It would be reasonable for NFL scouts to look at former St. Vincent-St. Mary and Ohio State standout Parris Campbell’s stats from his junior to senior years as a Buckeye and hold a multitude of questions. Chief among them: What happened?

Campbell, 6 feet and 205 pounds, enjoyed an explosive final season as a wide receiver for the Buckeyes after only learning the position in college, more than doubling his production in his senior year.

Campbell, who played running back at St. V-M, earned first-team All-Big Ten Conference at wide receiver on the way to catching a school record 90 balls for 1,063 yards and 12 touchdowns. The season prior, he caught 40 passes for 584 yards and three touchdowns. He expressed confidence he will continue to grow into the position.

“I think my ceiling is high for the position. I made the transition when I got to college. It was a struggle for me early on but I continued to work, and it got to the place I am now,” he said at the NFL combine last month. “But definitely I think my ceiling aside, I think I have a lot of potential to still reach for sure.”

That is what NFL.com draft analyst Lance Zierlein says in his profile of Campbell.

“Teams know he's a gifted athlete, but he needs to add more polish as a route-runner to become a well-rounded target instead of a gadget slot,” Zierlein said. “His upside is bolstered by his traits while his special teams ability and talent with the ball in his hands should level out any bust concerns.”

OSU wide receiver coach Brian Hartline, a GlenOak graduate who played seven years in the NFL — six with the Miami Dolphins and a season with the Browns — agreed.

“I think we noticed a guy who was playing the game a lot faster,” Hartline said. “He was running routes a lot faster. He was starting to view himself as a route technician. He was starting to play the game like a true artist of the position and he was operating with purpose.”

At the NFL combine, Campbell displayed the one thing that can’t be taught — speed. He was clocked at 4.31 in the 40-yard dash, a number that tends to make NFL scouts salivate.

Consensus from various draft analysts gives Campbell a second-round rating, but a couple have him sneaking into the tail end of the first round. Campbell has said he would have no problem playing right up the road at FirstEnergy Stadium for the Browns.

He certainly benefited from the record numbers quarterback Dwayne Haskins Jr. posted in his lone season as Ohio State’s starter and a change in offensive philosophy, but he certainly worked at his craft, both he and Hartline said. In other words, he doesn’t want to be just known as a fast guy who catches the ball.
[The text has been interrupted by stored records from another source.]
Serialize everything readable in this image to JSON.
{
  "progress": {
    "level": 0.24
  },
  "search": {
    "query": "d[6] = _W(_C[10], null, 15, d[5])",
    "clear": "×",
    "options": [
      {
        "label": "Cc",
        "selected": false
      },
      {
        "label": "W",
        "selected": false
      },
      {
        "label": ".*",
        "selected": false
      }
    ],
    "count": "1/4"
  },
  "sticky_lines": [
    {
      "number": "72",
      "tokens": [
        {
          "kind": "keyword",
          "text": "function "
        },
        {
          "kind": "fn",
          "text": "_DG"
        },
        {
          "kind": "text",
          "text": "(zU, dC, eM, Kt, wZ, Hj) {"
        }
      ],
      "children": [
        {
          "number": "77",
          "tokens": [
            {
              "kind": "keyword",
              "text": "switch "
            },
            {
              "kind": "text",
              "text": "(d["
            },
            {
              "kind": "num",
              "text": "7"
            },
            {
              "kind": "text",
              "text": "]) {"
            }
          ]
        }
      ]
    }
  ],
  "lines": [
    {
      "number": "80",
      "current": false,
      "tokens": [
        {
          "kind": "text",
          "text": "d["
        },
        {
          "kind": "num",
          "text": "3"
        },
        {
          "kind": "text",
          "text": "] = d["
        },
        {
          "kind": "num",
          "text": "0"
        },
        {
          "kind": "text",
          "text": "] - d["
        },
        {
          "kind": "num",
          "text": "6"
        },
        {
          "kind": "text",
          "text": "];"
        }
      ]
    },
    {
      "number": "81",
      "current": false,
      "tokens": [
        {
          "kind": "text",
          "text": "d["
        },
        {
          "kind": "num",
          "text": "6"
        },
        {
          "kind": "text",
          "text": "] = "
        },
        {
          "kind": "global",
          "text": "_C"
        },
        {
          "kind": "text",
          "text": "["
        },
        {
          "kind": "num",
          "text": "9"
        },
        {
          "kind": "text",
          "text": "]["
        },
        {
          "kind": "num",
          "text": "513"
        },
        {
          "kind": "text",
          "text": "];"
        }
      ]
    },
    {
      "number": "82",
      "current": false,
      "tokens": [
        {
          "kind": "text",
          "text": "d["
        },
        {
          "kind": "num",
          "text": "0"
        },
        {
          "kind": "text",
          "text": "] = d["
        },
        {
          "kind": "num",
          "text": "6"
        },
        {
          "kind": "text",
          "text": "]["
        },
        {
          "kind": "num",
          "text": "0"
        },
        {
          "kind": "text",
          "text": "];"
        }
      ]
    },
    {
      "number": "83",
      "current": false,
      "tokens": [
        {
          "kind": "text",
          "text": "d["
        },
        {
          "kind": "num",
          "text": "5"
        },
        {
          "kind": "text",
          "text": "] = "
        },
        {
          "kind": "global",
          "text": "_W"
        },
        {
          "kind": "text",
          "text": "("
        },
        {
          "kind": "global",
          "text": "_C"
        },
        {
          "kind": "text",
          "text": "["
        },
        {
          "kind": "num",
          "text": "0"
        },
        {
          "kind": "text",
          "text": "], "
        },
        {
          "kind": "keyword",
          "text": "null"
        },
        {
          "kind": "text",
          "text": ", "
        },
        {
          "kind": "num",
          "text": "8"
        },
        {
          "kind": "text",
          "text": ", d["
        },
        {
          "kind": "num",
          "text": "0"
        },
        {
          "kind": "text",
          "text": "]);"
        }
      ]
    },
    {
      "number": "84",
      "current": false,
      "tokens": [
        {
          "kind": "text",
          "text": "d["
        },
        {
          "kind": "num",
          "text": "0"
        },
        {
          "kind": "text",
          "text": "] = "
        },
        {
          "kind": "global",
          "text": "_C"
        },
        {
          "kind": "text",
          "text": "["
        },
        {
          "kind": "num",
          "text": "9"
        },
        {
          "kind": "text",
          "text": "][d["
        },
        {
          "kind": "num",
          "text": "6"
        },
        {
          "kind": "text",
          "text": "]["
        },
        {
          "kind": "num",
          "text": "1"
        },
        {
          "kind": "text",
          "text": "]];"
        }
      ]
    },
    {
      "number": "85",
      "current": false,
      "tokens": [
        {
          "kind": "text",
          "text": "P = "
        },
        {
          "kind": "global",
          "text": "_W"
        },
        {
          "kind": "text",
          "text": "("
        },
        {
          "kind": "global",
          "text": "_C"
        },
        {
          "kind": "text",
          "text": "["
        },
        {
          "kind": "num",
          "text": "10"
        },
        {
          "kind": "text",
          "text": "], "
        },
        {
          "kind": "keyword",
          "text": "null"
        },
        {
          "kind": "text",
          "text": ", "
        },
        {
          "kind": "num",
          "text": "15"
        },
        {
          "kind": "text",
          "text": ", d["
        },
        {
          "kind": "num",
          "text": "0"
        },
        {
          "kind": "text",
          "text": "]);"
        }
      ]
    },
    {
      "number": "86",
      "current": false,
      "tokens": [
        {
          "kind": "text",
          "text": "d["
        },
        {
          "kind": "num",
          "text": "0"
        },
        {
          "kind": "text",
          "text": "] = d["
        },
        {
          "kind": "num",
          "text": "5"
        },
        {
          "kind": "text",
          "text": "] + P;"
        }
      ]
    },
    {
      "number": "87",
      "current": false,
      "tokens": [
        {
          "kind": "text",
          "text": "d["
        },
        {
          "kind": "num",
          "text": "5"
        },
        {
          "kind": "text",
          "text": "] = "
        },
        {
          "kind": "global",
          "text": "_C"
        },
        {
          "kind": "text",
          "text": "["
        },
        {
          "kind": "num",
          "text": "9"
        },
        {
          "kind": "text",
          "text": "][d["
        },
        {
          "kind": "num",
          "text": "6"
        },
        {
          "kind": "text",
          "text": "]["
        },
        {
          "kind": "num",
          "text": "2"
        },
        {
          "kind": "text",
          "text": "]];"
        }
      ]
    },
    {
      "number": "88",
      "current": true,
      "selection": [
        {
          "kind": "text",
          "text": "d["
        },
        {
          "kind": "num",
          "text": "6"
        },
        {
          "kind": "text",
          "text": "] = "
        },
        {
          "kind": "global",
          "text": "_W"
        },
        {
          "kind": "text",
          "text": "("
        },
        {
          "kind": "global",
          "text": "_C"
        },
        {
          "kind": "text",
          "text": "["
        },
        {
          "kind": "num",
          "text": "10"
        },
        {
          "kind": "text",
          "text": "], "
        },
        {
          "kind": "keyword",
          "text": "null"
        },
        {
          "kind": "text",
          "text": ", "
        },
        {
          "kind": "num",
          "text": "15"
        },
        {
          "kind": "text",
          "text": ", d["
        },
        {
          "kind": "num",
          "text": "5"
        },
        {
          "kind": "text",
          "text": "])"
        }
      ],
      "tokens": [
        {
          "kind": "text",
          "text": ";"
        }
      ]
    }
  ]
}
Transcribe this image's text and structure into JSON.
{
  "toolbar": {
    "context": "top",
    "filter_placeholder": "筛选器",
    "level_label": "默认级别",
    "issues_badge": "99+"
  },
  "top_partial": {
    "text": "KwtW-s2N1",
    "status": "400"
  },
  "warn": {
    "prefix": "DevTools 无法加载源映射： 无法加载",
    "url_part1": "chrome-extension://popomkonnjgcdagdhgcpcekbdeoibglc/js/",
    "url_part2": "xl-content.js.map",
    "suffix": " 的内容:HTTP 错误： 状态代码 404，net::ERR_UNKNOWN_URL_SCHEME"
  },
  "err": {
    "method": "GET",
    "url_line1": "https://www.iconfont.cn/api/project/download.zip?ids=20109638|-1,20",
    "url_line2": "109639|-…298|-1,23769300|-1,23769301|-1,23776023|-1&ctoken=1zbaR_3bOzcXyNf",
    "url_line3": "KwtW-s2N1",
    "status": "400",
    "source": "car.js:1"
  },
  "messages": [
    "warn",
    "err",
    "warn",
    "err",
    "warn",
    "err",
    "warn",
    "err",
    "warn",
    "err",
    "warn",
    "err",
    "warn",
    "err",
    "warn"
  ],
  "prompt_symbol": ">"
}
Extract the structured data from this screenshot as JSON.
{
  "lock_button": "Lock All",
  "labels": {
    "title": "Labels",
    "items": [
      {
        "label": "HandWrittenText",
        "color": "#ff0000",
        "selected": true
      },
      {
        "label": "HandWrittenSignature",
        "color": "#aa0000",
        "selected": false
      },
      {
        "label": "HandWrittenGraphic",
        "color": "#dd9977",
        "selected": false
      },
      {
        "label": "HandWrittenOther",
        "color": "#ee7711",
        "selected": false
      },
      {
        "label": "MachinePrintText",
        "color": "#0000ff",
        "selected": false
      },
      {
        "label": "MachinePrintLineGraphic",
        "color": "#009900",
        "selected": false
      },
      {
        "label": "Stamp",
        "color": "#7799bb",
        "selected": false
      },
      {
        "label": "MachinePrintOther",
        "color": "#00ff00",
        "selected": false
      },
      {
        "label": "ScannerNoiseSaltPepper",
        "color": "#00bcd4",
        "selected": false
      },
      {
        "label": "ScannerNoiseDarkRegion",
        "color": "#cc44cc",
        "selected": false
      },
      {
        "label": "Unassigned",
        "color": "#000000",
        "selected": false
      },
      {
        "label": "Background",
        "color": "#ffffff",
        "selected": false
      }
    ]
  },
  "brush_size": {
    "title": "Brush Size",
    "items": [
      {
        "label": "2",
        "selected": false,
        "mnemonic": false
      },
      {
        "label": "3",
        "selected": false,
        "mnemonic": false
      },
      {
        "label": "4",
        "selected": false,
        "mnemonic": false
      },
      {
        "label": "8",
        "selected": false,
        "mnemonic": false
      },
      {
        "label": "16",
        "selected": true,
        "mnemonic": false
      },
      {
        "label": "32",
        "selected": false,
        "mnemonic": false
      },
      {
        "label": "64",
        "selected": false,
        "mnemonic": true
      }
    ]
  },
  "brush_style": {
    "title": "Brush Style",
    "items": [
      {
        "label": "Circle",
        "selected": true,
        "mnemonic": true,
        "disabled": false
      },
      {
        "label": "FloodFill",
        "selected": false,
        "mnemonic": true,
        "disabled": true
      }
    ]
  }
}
Playing wide receiver for the Buckeyes in former coach Urban Meyer’s offense offers challenges for those players looking to make it to the next level.

“Urban [Meyer] has a system and it works, but it makes it harder to evaluate his receivers,” an AFC personnel executive told NFL.com. “Mike Thomas was just OK in their offense and then he gets to the pros and he's great. Campbell is kind of raw, but that same thing could happen with him."

One of the things he’s worked on is eliminating the drops.

“It's always been questionable about my hands. But like I said, I've put in so much work,” Campbell said at the combine. “I'm so confident in myself, so confident in my hands to where I am today from where I stepped foot on the Ohio State University. It's a completely different player, a completely different person.”

Hartline saw that leap in production from the junior to senior season and gave him credit for having one of the lowest drop percentages on the team.

“His hands improved,” he said. “He was playing faster and I think he really began to embody not just an athlete playing receiver, but he was a fast guy playing the position in a technical sense, so I think he just became more of a true receiver.”

Hartline said he knows that whichever team drafts Campbell is getting a phenomenal young man who plays the game the right way, physically and mentally, but he also knows the drive Campbell has, seemingly implying that failure is not an option for him.

“If you ask him to do something, he’s going to do it,” Hartline said. “He’s not going to complain. He’s not going to ask why. He’s just going to do it and I think that’s a lost trait, a lost art.”

George M. Thomas can be reached at gmthomas@thebeaconjournal.com. Read the Browns blog at www.ohio.com/browns. Follow him on Twitter at www.twitter.com/ByGeorgeThomas.